Segment Start: RECORDS FOR THE EXERCISE
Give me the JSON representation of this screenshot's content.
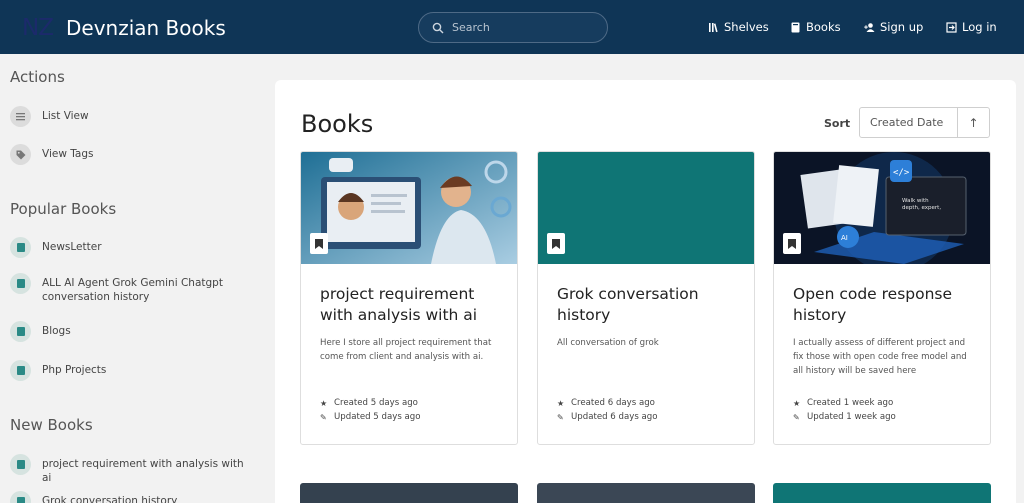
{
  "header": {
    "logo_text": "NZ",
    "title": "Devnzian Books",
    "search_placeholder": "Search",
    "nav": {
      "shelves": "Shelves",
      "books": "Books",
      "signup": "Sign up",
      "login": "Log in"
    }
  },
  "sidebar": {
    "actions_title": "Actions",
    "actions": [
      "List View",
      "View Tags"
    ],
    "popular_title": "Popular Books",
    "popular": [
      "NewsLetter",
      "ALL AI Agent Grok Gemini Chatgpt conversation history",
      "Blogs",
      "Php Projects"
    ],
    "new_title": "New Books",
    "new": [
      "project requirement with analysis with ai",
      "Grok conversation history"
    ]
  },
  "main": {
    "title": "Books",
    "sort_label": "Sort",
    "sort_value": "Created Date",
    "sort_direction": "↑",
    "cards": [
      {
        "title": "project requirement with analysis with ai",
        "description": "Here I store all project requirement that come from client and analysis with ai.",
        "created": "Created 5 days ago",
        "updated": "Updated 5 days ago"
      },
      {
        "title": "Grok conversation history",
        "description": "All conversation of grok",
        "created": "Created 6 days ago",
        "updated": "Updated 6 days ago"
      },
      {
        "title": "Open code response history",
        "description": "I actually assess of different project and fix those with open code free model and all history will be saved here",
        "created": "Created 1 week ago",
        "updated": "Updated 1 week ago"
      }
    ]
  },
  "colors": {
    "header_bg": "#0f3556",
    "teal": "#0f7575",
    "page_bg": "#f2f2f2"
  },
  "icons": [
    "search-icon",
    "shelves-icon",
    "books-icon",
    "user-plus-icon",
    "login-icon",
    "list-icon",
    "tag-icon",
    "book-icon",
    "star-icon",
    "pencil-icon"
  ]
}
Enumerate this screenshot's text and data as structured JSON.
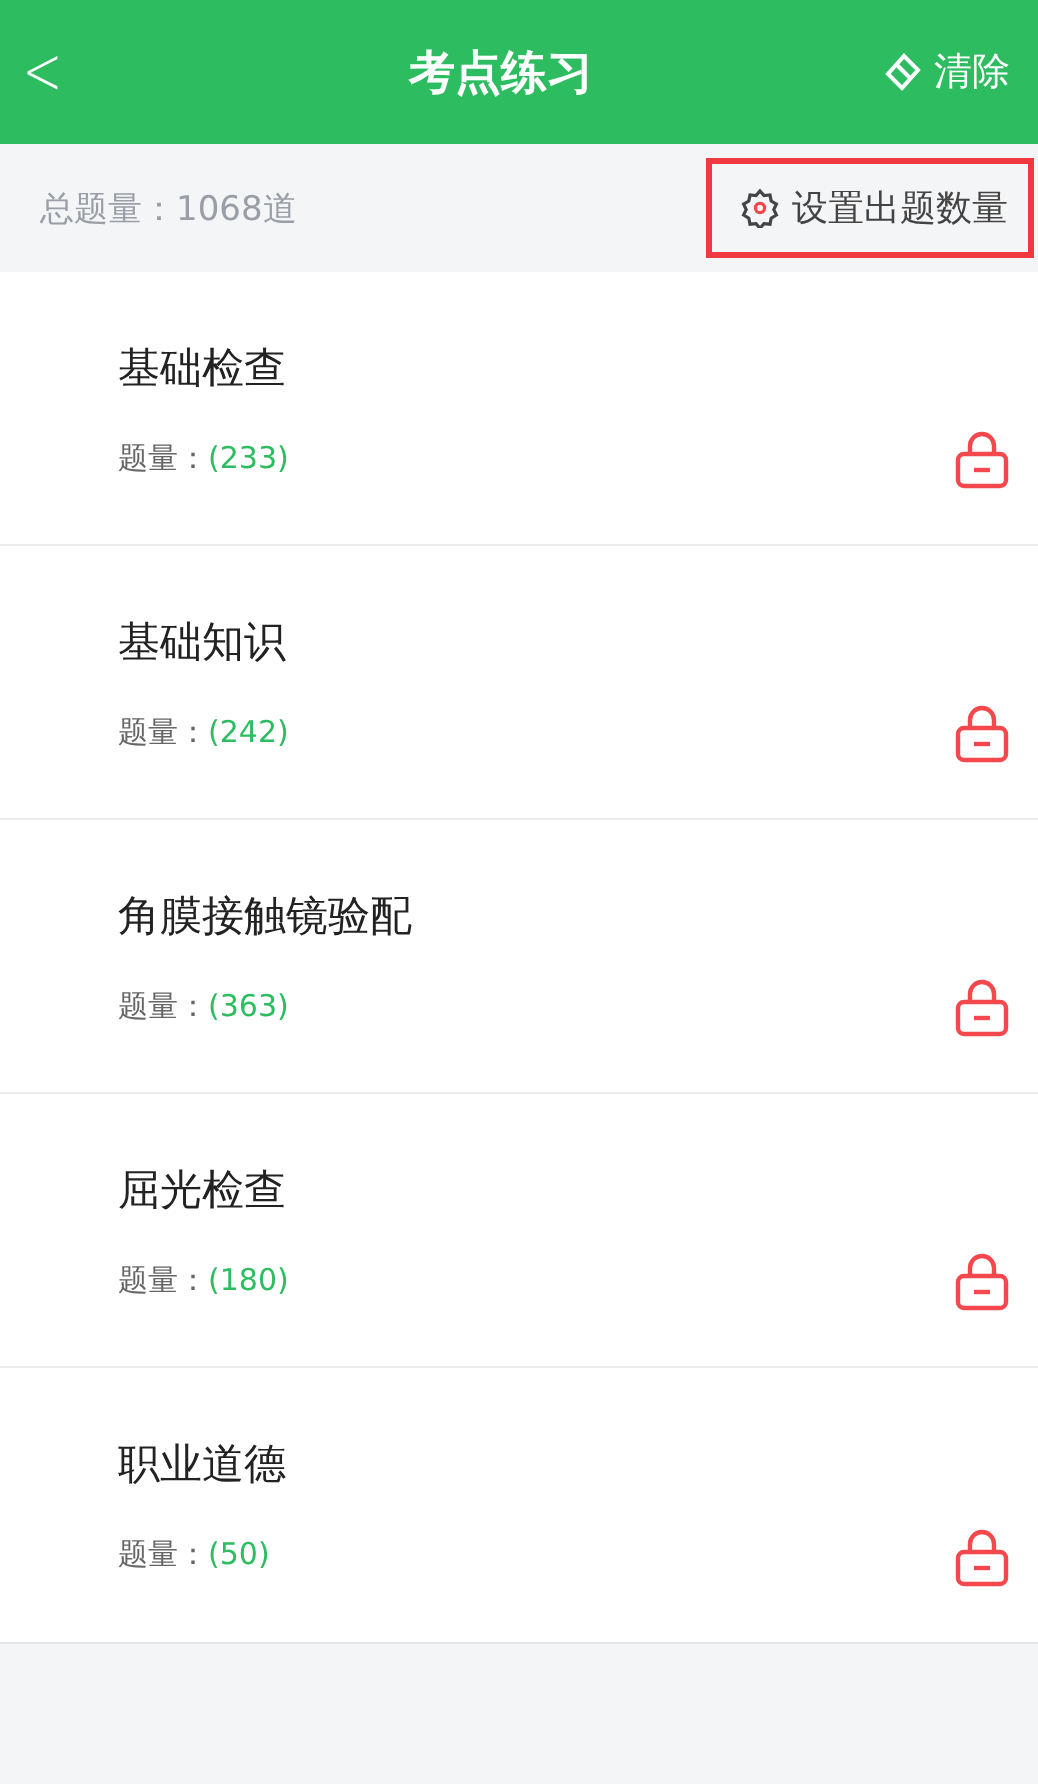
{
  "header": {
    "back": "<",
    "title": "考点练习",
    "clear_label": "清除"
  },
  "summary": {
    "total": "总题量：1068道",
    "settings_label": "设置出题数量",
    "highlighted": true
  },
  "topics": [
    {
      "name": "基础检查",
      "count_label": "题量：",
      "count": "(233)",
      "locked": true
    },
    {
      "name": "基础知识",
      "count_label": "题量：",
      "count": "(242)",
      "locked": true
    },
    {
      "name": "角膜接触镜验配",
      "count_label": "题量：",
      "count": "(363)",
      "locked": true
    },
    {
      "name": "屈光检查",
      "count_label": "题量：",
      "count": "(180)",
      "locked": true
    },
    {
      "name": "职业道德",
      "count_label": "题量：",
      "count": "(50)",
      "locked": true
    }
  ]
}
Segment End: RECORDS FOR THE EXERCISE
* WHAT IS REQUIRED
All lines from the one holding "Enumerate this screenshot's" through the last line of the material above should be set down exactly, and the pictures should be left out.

* YOUR SOLUTION
Enumerate this screenshot's text and data as structured JSON.
{
  "header": {
    "back": "<",
    "title": "考点练习",
    "clear_label": "清除"
  },
  "summary": {
    "total": "总题量：1068道",
    "settings_label": "设置出题数量",
    "highlighted": true
  },
  "topics": [
    {
      "name": "基础检查",
      "count_label": "题量：",
      "count": "(233)",
      "locked": true
    },
    {
      "name": "基础知识",
      "count_label": "题量：",
      "count": "(242)",
      "locked": true
    },
    {
      "name": "角膜接触镜验配",
      "count_label": "题量：",
      "count": "(363)",
      "locked": true
    },
    {
      "name": "屈光检查",
      "count_label": "题量：",
      "count": "(180)",
      "locked": true
    },
    {
      "name": "职业道德",
      "count_label": "题量：",
      "count": "(50)",
      "locked": true
    }
  ]
}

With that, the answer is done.